Even a U-Turn on planned cuts to the service itself will still leave the NHS under heavy pressure. 

38Degrees has uncovered a series of grisly plans for the NHS over the coming years. Among the highlights: severe cuts to frontline services at the Midland Metropolitan Hospital, including but limited to the closure of its Accident and Emergency department. Elsewhere, one of three hospitals in Leicester, Leicestershire and Rutland are to be shuttered, while there will be cuts to acute services in Suffolk and North East Essex.

These cuts come despite an additional £8bn annual cash injection into the NHS, characterised as the bare minimum needed by Simon Stevens, the head of NHS England.

The cuts are outlined in draft sustainability and transformation plans (STP) that will be approved in October before kicking off a period of wider consultation.

The problem for the NHS is twofold: although its funding remains ringfenced, healthcare inflation means that in reality, the health service requires above-inflation increases to stand still. But the second, bigger problem aren’t cuts to the NHS but to the rest of government spending, particularly local government cuts.

That has seen more pressure on hospital beds as outpatients who require further non-emergency care have nowhere to go, increasing lifestyle problems as cash-strapped councils either close or increase prices at subsidised local authority gyms, build on green space to make the best out of Britain’s booming property market, and cut other corners to manage the growing backlog of devolved cuts.

All of which means even a bigger supply of cash for the NHS than the £8bn promised at the last election – even the bonanza pledged by Vote Leave in the referendum, in fact – will still find itself disappearing down the cracks left by cuts elsewhere. 
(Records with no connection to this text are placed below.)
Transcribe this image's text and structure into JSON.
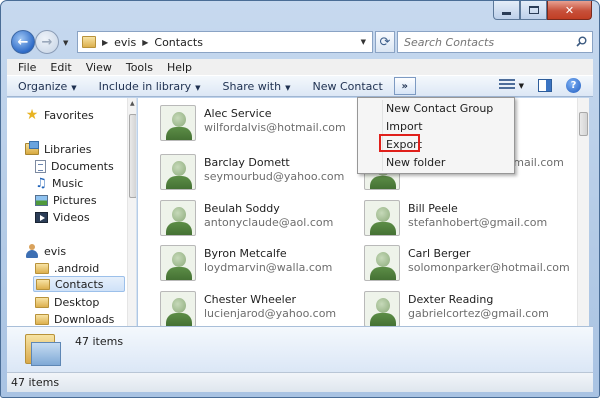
{
  "titlebar": {
    "min_icon": "minimize-icon",
    "max_icon": "maximize-icon",
    "close_icon": "close-icon",
    "close_glyph": "✕"
  },
  "address": {
    "crumbs": [
      "evis",
      "Contacts"
    ],
    "separator": "▶",
    "refresh_glyph": "⟳",
    "search_placeholder": "Search Contacts"
  },
  "menubar": [
    "File",
    "Edit",
    "View",
    "Tools",
    "Help"
  ],
  "toolbar": {
    "organize": "Organize",
    "include_in_library": "Include in library",
    "share_with": "Share with",
    "new_contact": "New Contact",
    "more": "»",
    "help_glyph": "?"
  },
  "dropdown": {
    "items": [
      "New Contact Group",
      "Import",
      "Export",
      "New folder"
    ],
    "highlight_color": "#e0201b"
  },
  "navpane": {
    "favorites": "Favorites",
    "libraries": "Libraries",
    "lib_items": [
      "Documents",
      "Music",
      "Pictures",
      "Videos"
    ],
    "user": "evis",
    "user_items": [
      ".android",
      "Contacts",
      "Desktop",
      "Downloads"
    ],
    "selected": "Contacts"
  },
  "contacts": [
    {
      "name": "Alec Service",
      "email": "wilfordalvis@hotmail.com"
    },
    {
      "name": "",
      "email": ""
    },
    {
      "name": "Barclay Domett",
      "email": "seymourbud@yahoo.com"
    },
    {
      "name": "",
      "email": "leopoldotruman@gmail.com"
    },
    {
      "name": "Beulah Soddy",
      "email": "antonyclaude@aol.com"
    },
    {
      "name": "Bill Peele",
      "email": "stefanhobert@gmail.com"
    },
    {
      "name": "Byron Metcalfe",
      "email": "loydmarvin@walla.com"
    },
    {
      "name": "Carl Berger",
      "email": "solomonparker@hotmail.com"
    },
    {
      "name": "Chester Wheeler",
      "email": "lucienjarod@yahoo.com"
    },
    {
      "name": "Dexter Reading",
      "email": "gabrielcortez@gmail.com"
    }
  ],
  "details": {
    "count": "47 items"
  },
  "status": {
    "count": "47 items"
  }
}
Stephen Bush is special correspondent at the New Statesman. He usually writes about politics.